## Exercise instructions
All lines in the records below that hold "Infected" are to be shown.
BEGIN Data shown
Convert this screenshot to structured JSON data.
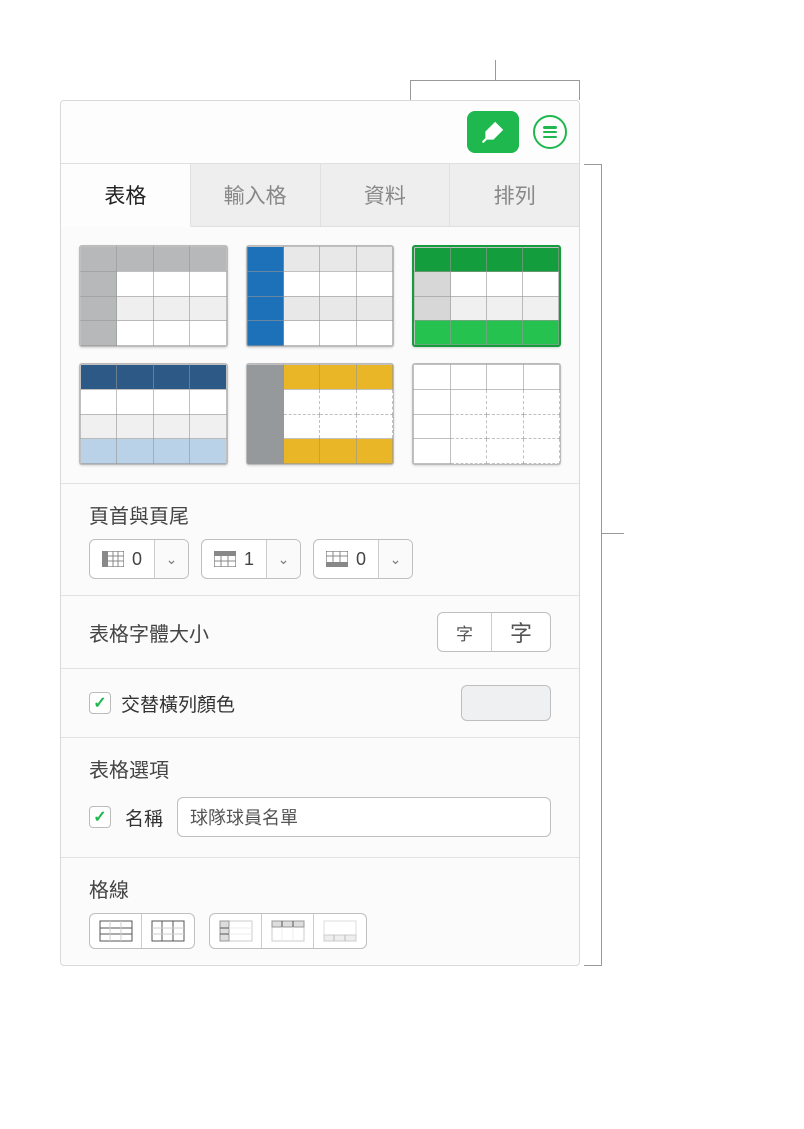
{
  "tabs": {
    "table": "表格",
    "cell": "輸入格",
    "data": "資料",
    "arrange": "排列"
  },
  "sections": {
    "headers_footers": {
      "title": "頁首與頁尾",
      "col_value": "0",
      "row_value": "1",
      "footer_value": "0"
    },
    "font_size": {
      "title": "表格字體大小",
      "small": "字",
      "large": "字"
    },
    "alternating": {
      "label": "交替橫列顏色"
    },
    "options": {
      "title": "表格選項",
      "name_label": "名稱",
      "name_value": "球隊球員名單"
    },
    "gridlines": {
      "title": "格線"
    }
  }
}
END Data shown
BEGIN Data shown
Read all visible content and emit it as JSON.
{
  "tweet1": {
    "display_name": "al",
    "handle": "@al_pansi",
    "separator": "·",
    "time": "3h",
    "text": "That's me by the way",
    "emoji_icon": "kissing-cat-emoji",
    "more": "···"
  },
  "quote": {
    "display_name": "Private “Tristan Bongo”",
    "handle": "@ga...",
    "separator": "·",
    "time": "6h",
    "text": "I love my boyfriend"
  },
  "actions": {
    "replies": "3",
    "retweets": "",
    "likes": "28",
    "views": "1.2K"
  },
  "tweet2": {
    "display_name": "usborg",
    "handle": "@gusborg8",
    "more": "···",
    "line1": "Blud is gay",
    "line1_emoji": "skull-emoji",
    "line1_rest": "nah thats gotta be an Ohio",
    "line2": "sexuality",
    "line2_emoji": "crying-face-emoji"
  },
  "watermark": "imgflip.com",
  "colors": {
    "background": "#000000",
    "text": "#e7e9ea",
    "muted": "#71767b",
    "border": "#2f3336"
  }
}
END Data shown
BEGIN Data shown
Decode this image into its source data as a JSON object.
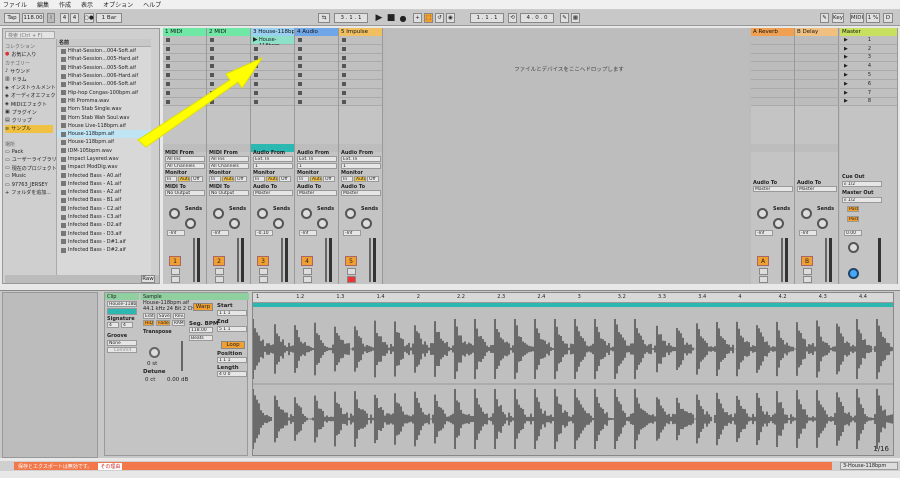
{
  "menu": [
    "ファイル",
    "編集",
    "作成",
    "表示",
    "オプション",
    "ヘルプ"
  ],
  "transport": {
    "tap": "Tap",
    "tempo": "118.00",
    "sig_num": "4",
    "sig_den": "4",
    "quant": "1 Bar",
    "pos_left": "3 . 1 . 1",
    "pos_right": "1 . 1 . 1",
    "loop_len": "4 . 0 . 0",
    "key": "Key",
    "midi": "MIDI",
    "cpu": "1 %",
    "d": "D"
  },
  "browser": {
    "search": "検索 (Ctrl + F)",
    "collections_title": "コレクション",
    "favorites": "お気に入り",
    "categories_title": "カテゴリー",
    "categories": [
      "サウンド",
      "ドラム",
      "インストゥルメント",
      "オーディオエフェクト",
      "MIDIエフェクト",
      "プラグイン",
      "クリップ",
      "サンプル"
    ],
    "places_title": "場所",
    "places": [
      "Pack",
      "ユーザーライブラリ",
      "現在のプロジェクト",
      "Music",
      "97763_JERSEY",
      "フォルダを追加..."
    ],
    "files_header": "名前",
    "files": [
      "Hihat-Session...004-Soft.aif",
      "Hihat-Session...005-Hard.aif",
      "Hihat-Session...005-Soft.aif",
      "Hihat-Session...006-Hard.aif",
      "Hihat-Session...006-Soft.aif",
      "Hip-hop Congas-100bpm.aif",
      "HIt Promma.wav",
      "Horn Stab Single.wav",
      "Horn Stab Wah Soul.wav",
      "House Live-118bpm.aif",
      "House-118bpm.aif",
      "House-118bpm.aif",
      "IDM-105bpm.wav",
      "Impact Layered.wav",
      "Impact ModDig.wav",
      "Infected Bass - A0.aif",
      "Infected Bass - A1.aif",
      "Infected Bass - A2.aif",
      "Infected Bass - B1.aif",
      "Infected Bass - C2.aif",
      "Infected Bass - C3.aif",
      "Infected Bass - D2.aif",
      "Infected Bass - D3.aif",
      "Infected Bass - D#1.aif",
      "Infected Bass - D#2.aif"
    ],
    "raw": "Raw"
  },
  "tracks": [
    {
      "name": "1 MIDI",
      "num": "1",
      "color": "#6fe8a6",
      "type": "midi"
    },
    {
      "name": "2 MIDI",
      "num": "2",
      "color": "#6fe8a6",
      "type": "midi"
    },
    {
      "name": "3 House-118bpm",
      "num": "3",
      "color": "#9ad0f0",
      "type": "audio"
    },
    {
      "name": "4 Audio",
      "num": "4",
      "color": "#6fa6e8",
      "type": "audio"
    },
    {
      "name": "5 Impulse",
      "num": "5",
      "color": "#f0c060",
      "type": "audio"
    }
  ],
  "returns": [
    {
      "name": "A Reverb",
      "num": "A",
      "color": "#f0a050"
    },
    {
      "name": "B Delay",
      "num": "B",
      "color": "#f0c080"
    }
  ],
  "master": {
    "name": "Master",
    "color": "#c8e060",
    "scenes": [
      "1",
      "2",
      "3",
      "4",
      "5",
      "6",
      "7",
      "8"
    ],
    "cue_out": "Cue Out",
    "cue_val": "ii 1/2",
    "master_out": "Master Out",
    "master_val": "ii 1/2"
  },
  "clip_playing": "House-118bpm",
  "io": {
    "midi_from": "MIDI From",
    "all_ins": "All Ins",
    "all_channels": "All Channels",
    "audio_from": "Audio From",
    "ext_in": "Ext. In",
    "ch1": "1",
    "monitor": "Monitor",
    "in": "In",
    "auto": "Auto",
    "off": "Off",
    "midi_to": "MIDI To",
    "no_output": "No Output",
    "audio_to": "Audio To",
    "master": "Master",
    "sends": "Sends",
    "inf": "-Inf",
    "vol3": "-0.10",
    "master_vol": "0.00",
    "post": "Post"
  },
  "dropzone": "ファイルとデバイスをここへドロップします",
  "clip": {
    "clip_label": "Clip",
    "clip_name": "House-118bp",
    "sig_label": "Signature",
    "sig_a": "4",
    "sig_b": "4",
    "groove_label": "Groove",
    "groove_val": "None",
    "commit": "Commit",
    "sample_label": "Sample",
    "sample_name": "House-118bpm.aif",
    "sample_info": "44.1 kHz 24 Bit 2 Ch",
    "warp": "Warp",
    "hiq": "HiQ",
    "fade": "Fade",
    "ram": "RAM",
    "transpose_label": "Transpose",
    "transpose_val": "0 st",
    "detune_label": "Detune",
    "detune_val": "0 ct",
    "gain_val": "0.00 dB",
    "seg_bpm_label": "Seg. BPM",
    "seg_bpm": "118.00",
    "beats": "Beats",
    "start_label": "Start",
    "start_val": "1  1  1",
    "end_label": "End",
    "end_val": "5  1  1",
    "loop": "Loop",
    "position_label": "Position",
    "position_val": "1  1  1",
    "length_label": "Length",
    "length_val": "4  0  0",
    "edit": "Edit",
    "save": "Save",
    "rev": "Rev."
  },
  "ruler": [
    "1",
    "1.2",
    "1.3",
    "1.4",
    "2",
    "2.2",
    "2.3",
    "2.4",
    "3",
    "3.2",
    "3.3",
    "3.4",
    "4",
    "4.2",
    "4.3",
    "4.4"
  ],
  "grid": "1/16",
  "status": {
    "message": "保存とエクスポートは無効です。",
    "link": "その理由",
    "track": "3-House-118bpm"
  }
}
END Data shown
## Exercise result
      "Infected Bass - A0.aif",
      "Infected Bass - A1.aif",
      "Infected Bass - A2.aif",
      "Infected Bass - B1.aif",
      "Infected Bass - C2.aif",
      "Infected Bass - C3.aif",
      "Infected Bass - D2.aif",
      "Infected Bass - D3.aif",
      "Infected Bass - D#1.aif",
      "Infected Bass - D#2.aif"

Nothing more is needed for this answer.